(TASK TO CARRY OUT): The expected result is the full set of records, copied precisely, with images dropped.

(RECORDS FOR THE EXERCISE):
* * *
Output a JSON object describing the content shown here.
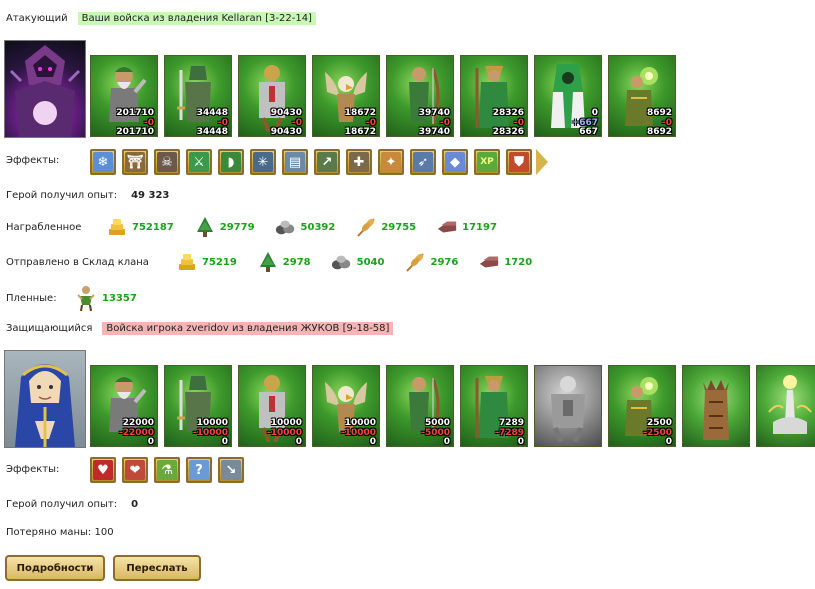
{
  "attacker": {
    "label": "Атакующий",
    "title": "Ваши войска из владения Kellaran [3-22-14]",
    "units": [
      {
        "name": "dwarf",
        "top": "201710",
        "mid": "-0",
        "bot": "201710"
      },
      {
        "name": "swordsman",
        "top": "34448",
        "mid": "-0",
        "bot": "34448"
      },
      {
        "name": "knight",
        "top": "90430",
        "mid": "-0",
        "bot": "90430"
      },
      {
        "name": "griffin",
        "top": "18672",
        "mid": "-0",
        "bot": "18672"
      },
      {
        "name": "archer",
        "top": "39740",
        "mid": "-0",
        "bot": "39740"
      },
      {
        "name": "druid",
        "top": "28326",
        "mid": "-0",
        "bot": "28326"
      },
      {
        "name": "green-mage",
        "top": "0",
        "mid": "+667",
        "bot": "667"
      },
      {
        "name": "shaman",
        "top": "8692",
        "mid": "-0",
        "bot": "8692"
      }
    ],
    "effects_label": "Эффекты:",
    "effects": [
      "ice",
      "gate",
      "skull",
      "sword",
      "bow",
      "web",
      "barrel",
      "spear",
      "shield-cross",
      "rune",
      "arrows",
      "gem",
      "xp",
      "shield"
    ],
    "xp_label": "Герой получил опыт:",
    "xp_value": "49 323",
    "loot_label": "Награбленное",
    "loot": [
      {
        "icon": "gold",
        "value": "752187"
      },
      {
        "icon": "wood",
        "value": "29779"
      },
      {
        "icon": "stone",
        "value": "50392"
      },
      {
        "icon": "wheat",
        "value": "29755"
      },
      {
        "icon": "iron",
        "value": "17197"
      }
    ],
    "sent_label": "Отправлено в Склад клана",
    "sent": [
      {
        "icon": "gold",
        "value": "75219"
      },
      {
        "icon": "wood",
        "value": "2978"
      },
      {
        "icon": "stone",
        "value": "5040"
      },
      {
        "icon": "wheat",
        "value": "2976"
      },
      {
        "icon": "iron",
        "value": "1720"
      }
    ],
    "prisoners_label": "Пленные:",
    "prisoners_value": "13357"
  },
  "defender": {
    "label": "Защищающийся",
    "title": "Войска игрока zveridov из владения ЖУКОВ [9-18-58]",
    "units": [
      {
        "name": "dwarf",
        "top": "22000",
        "mid": "-22000",
        "bot": "0"
      },
      {
        "name": "swordsman",
        "top": "10000",
        "mid": "-10000",
        "bot": "0"
      },
      {
        "name": "knight",
        "top": "10000",
        "mid": "-10000",
        "bot": "0"
      },
      {
        "name": "griffin",
        "top": "10000",
        "mid": "-10000",
        "bot": "0"
      },
      {
        "name": "archer",
        "top": "5000",
        "mid": "-5000",
        "bot": "0"
      },
      {
        "name": "druid",
        "top": "7289",
        "mid": "-7289",
        "bot": "0"
      },
      {
        "name": "stone-golem",
        "top": "",
        "mid": "",
        "bot": ""
      },
      {
        "name": "shaman",
        "top": "2500",
        "mid": "-2500",
        "bot": "0"
      },
      {
        "name": "tower",
        "top": "",
        "mid": "",
        "bot": ""
      },
      {
        "name": "altar",
        "top": "",
        "mid": "",
        "bot": ""
      }
    ],
    "effects_label": "Эффекты:",
    "effects": [
      "heart",
      "heart-hand",
      "potion",
      "question",
      "blade"
    ],
    "xp_label": "Герой получил опыт:",
    "xp_value": "0",
    "mana_label": "Потеряно маны: 100"
  },
  "buttons": {
    "details": "Подробности",
    "forward": "Переслать"
  },
  "colors": {
    "attacker_tag": "#c8f7b8",
    "defender_tag": "#f7b4b4",
    "resource_value": "#1aa31a",
    "loss": "#ff4040"
  }
}
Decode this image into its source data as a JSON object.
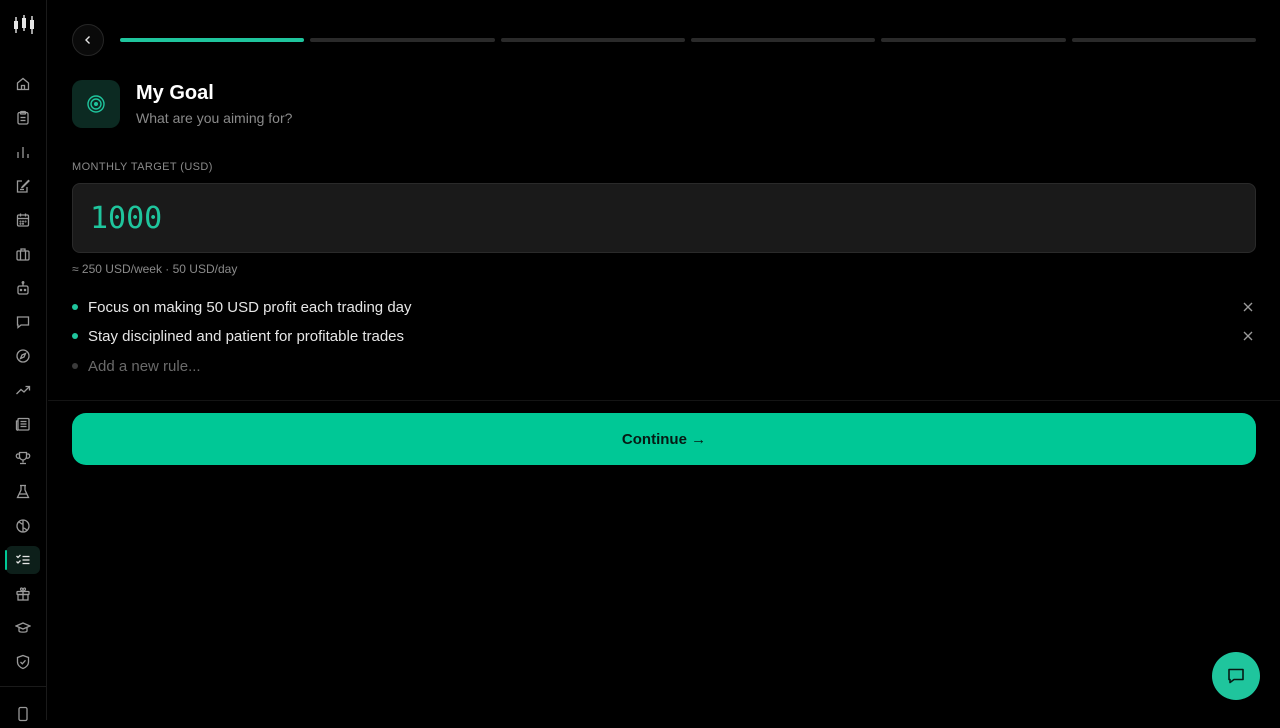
{
  "sidebar": {
    "items": [
      {
        "icon": "home-icon"
      },
      {
        "icon": "clipboard-icon"
      },
      {
        "icon": "bar-chart-icon"
      },
      {
        "icon": "journal-edit-icon"
      },
      {
        "icon": "calendar-icon"
      },
      {
        "icon": "briefcase-icon"
      },
      {
        "icon": "robot-icon"
      },
      {
        "icon": "message-icon"
      },
      {
        "icon": "compass-icon"
      },
      {
        "icon": "trending-up-icon"
      },
      {
        "icon": "newspaper-icon"
      },
      {
        "icon": "trophy-icon"
      },
      {
        "icon": "flask-icon"
      },
      {
        "icon": "brain-icon"
      },
      {
        "icon": "checklist-icon",
        "active": true
      },
      {
        "icon": "gift-icon"
      },
      {
        "icon": "graduation-cap-icon"
      },
      {
        "icon": "shield-check-icon"
      },
      {
        "icon": "phone-icon"
      }
    ]
  },
  "progress": {
    "total_steps": 6,
    "current_step": 1
  },
  "header": {
    "title": "My Goal",
    "subtitle": "What are you aiming for?"
  },
  "target": {
    "label": "Monthly target (USD)",
    "value": "1000",
    "hint": "≈ 250 USD/week · 50 USD/day"
  },
  "rules": {
    "items": [
      {
        "text": "Focus on making 50 USD profit each trading day"
      },
      {
        "text": "Stay disciplined and patient for profitable trades"
      }
    ],
    "new_placeholder": "Add a new rule..."
  },
  "continue_label": "Continue →",
  "colors": {
    "accent": "#00c896",
    "background": "#000000",
    "input_bg": "#1a1a1a"
  }
}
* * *
(ANSWER FOR THIS EXERCISE):
Output a JSON object describing the content shown here.
{
  "attacker": {
    "label": "Атакующий",
    "title": "Ваши войска из владения Kellaran [3-22-14]",
    "units": [
      {
        "name": "dwarf",
        "top": "201710",
        "mid": "-0",
        "bot": "201710"
      },
      {
        "name": "swordsman",
        "top": "34448",
        "mid": "-0",
        "bot": "34448"
      },
      {
        "name": "knight",
        "top": "90430",
        "mid": "-0",
        "bot": "90430"
      },
      {
        "name": "griffin",
        "top": "18672",
        "mid": "-0",
        "bot": "18672"
      },
      {
        "name": "archer",
        "top": "39740",
        "mid": "-0",
        "bot": "39740"
      },
      {
        "name": "druid",
        "top": "28326",
        "mid": "-0",
        "bot": "28326"
      },
      {
        "name": "green-mage",
        "top": "0",
        "mid": "+667",
        "bot": "667"
      },
      {
        "name": "shaman",
        "top": "8692",
        "mid": "-0",
        "bot": "8692"
      }
    ],
    "effects_label": "Эффекты:",
    "effects": [
      "ice",
      "gate",
      "skull",
      "sword",
      "bow",
      "web",
      "barrel",
      "spear",
      "shield-cross",
      "rune",
      "arrows",
      "gem",
      "xp",
      "shield"
    ],
    "xp_label": "Герой получил опыт:",
    "xp_value": "49 323",
    "loot_label": "Награбленное",
    "loot": [
      {
        "icon": "gold",
        "value": "752187"
      },
      {
        "icon": "wood",
        "value": "29779"
      },
      {
        "icon": "stone",
        "value": "50392"
      },
      {
        "icon": "wheat",
        "value": "29755"
      },
      {
        "icon": "iron",
        "value": "17197"
      }
    ],
    "sent_label": "Отправлено в Склад клана",
    "sent": [
      {
        "icon": "gold",
        "value": "75219"
      },
      {
        "icon": "wood",
        "value": "2978"
      },
      {
        "icon": "stone",
        "value": "5040"
      },
      {
        "icon": "wheat",
        "value": "2976"
      },
      {
        "icon": "iron",
        "value": "1720"
      }
    ],
    "prisoners_label": "Пленные:",
    "prisoners_value": "13357"
  },
  "defender": {
    "label": "Защищающийся",
    "title": "Войска игрока zveridov из владения ЖУКОВ [9-18-58]",
    "units": [
      {
        "name": "dwarf",
        "top": "22000",
        "mid": "-22000",
        "bot": "0"
      },
      {
        "name": "swordsman",
        "top": "10000",
        "mid": "-10000",
        "bot": "0"
      },
      {
        "name": "knight",
        "top": "10000",
        "mid": "-10000",
        "bot": "0"
      },
      {
        "name": "griffin",
        "top": "10000",
        "mid": "-10000",
        "bot": "0"
      },
      {
        "name": "archer",
        "top": "5000",
        "mid": "-5000",
        "bot": "0"
      },
      {
        "name": "druid",
        "top": "7289",
        "mid": "-7289",
        "bot": "0"
      },
      {
        "name": "stone-golem",
        "top": "",
        "mid": "",
        "bot": ""
      },
      {
        "name": "shaman",
        "top": "2500",
        "mid": "-2500",
        "bot": "0"
      },
      {
        "name": "tower",
        "top": "",
        "mid": "",
        "bot": ""
      },
      {
        "name": "altar",
        "top": "",
        "mid": "",
        "bot": ""
      }
    ],
    "effects_label": "Эффекты:",
    "effects": [
      "heart",
      "heart-hand",
      "potion",
      "question",
      "blade"
    ],
    "xp_label": "Герой получил опыт:",
    "xp_value": "0",
    "mana_label": "Потеряно маны: 100"
  },
  "buttons": {
    "details": "Подробности",
    "forward": "Переслать"
  },
  "colors": {
    "attacker_tag": "#c8f7b8",
    "defender_tag": "#f7b4b4",
    "resource_value": "#1aa31a",
    "loss": "#ff4040"
  }
}
Decode this image into its source data as a JSON object.
{
  "sidebar": {
    "items": [
      {
        "icon": "home-icon"
      },
      {
        "icon": "clipboard-icon"
      },
      {
        "icon": "bar-chart-icon"
      },
      {
        "icon": "journal-edit-icon"
      },
      {
        "icon": "calendar-icon"
      },
      {
        "icon": "briefcase-icon"
      },
      {
        "icon": "robot-icon"
      },
      {
        "icon": "message-icon"
      },
      {
        "icon": "compass-icon"
      },
      {
        "icon": "trending-up-icon"
      },
      {
        "icon": "newspaper-icon"
      },
      {
        "icon": "trophy-icon"
      },
      {
        "icon": "flask-icon"
      },
      {
        "icon": "brain-icon"
      },
      {
        "icon": "checklist-icon",
        "active": true
      },
      {
        "icon": "gift-icon"
      },
      {
        "icon": "graduation-cap-icon"
      },
      {
        "icon": "shield-check-icon"
      },
      {
        "icon": "phone-icon"
      }
    ]
  },
  "progress": {
    "total_steps": 6,
    "current_step": 1
  },
  "header": {
    "title": "My Goal",
    "subtitle": "What are you aiming for?"
  },
  "target": {
    "label": "Monthly target (USD)",
    "value": "1000",
    "hint": "≈ 250 USD/week · 50 USD/day"
  },
  "rules": {
    "items": [
      {
        "text": "Focus on making 50 USD profit each trading day"
      },
      {
        "text": "Stay disciplined and patient for profitable trades"
      }
    ],
    "new_placeholder": "Add a new rule..."
  },
  "continue_label": "Continue →",
  "colors": {
    "accent": "#00c896",
    "background": "#000000",
    "input_bg": "#1a1a1a"
  }
}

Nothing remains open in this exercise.